Can’t stay indoors in the high humidity? Here are our top tips for tackling humidity when you’re out and about:
1. Don’t overexert yourself outdoors — If you need to exercise, try to find an indoor location, or keep your outdoor period to a minimum. Be sure to bring plenty of water to keep yourself hydrated.
2. Wear loose and light clothing — There’s nothing worse than tight or thick clothing in a hot and humid environment. Go for cotton, linen and loose, flowing material. The air will circulate better, and you’ll feel much more comfortable.
3. Stay out of the sun at midday — When at its hottest, you’re more at risk for the more severe side effects of humidity and high heat. Stay inside, preferably in air conditioning!
4. Remember to hydrate — It’s easy to dehydrate when it’s humid, so don’t forget to bring water and plenty of it.
|💡 Pro tip: if you freeze your water bottle on its side, it’ll melt slowly throughout the day, providing you with cold water!|
5. Hang out somewhere with air conditioning — Here are some suggestions to get you started:
📚 Public library
☕ Café or restaurant
Even for the seasoned warm weather pro, high humidity can be a real killer. Remember, it’s the dew point that will directly affect how comfortable you feel, so Google this before you head out and about for your day! It’s essential to be extra careful in high humidity and heat, as this combination can have disastrous results. Similarly, low humidity can be a catalyst for an increased spread of viruses.
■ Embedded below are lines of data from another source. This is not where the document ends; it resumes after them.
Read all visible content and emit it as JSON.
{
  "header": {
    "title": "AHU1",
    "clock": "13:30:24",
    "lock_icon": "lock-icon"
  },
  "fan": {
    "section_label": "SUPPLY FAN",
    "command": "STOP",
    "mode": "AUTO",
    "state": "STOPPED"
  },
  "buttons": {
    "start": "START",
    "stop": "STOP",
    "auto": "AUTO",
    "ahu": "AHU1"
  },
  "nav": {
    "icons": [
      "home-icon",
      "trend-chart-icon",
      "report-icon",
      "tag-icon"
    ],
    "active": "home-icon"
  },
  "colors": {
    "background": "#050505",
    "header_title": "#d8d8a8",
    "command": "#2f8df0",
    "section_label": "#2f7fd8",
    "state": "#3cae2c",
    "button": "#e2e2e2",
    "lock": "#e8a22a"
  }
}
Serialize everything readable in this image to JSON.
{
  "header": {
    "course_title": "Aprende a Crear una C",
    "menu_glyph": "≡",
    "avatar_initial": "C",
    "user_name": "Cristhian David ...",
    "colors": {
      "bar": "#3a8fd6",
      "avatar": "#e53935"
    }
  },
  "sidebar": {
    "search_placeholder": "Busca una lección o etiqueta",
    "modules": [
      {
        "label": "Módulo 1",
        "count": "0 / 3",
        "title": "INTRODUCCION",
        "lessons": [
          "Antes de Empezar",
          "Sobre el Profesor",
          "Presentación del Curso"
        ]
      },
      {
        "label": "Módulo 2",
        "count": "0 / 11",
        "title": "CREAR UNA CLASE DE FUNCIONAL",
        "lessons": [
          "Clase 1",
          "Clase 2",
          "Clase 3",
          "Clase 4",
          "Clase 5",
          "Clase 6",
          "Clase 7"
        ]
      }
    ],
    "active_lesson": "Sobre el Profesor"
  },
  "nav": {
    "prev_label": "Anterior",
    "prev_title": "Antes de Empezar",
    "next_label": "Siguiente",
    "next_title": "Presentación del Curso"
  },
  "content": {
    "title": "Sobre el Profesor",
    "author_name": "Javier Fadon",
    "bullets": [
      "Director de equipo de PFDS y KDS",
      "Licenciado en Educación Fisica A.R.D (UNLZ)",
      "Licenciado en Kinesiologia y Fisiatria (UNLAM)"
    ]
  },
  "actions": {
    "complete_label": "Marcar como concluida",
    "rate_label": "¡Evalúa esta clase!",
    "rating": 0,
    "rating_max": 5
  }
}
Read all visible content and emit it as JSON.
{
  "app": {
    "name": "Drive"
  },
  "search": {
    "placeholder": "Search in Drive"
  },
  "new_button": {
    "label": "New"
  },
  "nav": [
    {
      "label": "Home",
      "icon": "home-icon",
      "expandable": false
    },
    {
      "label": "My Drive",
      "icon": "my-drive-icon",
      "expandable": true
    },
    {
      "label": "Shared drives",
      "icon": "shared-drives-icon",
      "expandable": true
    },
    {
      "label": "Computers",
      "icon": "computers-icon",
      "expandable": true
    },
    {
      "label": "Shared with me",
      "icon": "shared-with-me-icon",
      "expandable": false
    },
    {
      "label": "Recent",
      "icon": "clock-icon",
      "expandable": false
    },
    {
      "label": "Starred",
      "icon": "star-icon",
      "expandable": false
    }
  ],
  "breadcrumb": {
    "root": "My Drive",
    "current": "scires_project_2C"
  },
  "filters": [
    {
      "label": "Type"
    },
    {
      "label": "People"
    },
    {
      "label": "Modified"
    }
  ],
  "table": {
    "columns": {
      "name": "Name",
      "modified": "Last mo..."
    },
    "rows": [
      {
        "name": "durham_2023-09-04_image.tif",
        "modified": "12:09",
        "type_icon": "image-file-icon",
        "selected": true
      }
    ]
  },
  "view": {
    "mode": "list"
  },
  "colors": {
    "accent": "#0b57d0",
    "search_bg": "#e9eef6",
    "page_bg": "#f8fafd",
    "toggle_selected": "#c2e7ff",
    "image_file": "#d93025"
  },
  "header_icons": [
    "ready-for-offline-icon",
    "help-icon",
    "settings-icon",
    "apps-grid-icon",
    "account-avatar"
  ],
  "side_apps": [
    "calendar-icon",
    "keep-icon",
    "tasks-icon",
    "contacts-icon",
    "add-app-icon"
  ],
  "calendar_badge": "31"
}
If you have issues with either excess moisture or the opposite in your home, consider investing in a dehumidifier or humidifier. These tools can help you to regulate your home’s humidity levels.
Air Things. (2021). How Humidity Damages Your Home- And How To Fight It airthings.com
Health Partners. High Humidity Is Uncomfortable, But Can It Make You Sick? healthpartners.com
How Stuff Works. (2021). What Is Relative Humidity and How Does High Humidity Affect How I Feel Outside? Science.howstuffworks.com
National Geographic. Humidity. nationalgeographic.org
National Weather Service. Dew Point vs. Humidity weather.gov
Sleep Foundation. (2022). Humidity and Sleep sleepfoundation.org
Wikipedia. Dew Point wikipedia.org
Wikipedia. Humidity wikipedia.org